  37. 37. ReferencesBozalek, V., Ng’ambi, D. and Gachago, D. (in press) Transforming teaching with emerging technologies: Implications for Higher Education Institutions, South African Journal of Higher Education.Henschke, J. A. (2010). Bringing Together Personal Learning, Higher Education Institutions Elements, and Global Support for a Re-Orientation towards a Focus on Lifelong Learning and Education. In Wang, V., (Ed.), Encyclopedia for Using Technology in Adult and Career Education. IGI Global, Hershey, PA. June, 2010.Herrington, J., Reeves, T. and Oliver, R. (2010) A Guide to Authentic e-Learning. New York & London: Routledge.Johnson, L., Adams, S., and Cummins, M. (2012). Technology Outlook for Australian Tertiary Education 2012- 2017: An NMC Horizon Report Regional Analysis. Austin, Texas: The New Media ConsortiumJohnson, L., Adams Becker, S., Cummins, M., Estrada, V., Freeman, A., and Ludgate, H. (2013). NMC Horizon Report: 2013 Higher Education Edition Austin, Texas: The New Media Consortium. 2013-horizon-report- higher-ed(Accessed 23 February 2013).Ng’ambi, D., Bozalek, V. & Gachago, D. (in press). Empowering educators to teach using emerging technologies in higher education – A case of facilitating a course across institutional boundaries. Paper to be presented at the 8th International Conference on e-Learning ICEL 2013.Sharples, M., McAndrew, P., Weller, M., Ferguson, R., Fitzgerald, E., Hirst, T., Mor, Y., Gaved, M., Whitelock, D. 2012. Innovating pedagogy 2012: Exploring new forms of teaching, learning and assessment, to guide educators and policy makers. Open University Innovation Report 1. Milton Keynes:The Open University. Available at, G. 2010. A Definition of Emerging Technologies for Education. . In G. Veletsianos (ed.) Emerging Technologies in Distance Education. Theory and Practice. Edmonton: AU Press, pp1-22Vygotsky, L. 1978. Mind in Society: The Development of Higher Psychological Processes. Cambridge: Harvard University Press.

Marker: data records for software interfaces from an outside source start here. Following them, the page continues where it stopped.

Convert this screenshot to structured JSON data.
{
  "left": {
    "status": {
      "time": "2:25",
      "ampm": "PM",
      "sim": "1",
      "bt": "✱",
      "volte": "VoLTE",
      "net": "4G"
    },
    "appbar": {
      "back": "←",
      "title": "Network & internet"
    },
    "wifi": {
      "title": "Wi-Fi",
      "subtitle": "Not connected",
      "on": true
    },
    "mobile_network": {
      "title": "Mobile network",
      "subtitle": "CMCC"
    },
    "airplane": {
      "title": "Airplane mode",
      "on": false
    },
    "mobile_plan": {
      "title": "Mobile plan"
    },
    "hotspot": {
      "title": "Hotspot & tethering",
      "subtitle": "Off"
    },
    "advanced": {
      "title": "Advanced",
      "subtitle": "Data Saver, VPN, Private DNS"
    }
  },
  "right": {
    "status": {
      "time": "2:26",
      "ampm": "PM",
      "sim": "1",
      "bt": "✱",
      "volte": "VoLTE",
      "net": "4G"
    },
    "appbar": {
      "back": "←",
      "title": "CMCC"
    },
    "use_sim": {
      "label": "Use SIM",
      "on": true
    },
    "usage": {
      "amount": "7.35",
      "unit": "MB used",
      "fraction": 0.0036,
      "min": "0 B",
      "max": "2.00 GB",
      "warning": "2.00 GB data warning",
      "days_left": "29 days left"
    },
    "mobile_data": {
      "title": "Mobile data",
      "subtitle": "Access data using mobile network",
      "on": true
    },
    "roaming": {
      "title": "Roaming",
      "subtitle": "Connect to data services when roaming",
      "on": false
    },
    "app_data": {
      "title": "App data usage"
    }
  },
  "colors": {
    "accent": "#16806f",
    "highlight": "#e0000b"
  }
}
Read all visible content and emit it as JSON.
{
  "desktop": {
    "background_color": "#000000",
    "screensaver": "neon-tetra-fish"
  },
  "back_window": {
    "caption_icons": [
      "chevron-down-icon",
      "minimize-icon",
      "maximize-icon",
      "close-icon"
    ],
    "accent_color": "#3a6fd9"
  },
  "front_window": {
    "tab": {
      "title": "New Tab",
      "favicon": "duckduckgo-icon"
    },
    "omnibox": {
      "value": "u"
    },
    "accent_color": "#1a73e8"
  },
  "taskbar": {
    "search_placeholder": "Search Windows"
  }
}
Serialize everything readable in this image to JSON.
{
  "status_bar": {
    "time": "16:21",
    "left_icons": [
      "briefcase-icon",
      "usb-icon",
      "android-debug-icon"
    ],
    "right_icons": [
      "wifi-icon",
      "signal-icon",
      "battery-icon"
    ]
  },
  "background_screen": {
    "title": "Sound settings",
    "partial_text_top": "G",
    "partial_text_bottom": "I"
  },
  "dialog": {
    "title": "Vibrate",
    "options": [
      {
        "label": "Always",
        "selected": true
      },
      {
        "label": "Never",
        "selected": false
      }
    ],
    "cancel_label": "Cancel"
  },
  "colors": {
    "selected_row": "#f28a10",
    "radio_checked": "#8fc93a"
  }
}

  38. 38. Second Life – 3D immersive environment• Second Life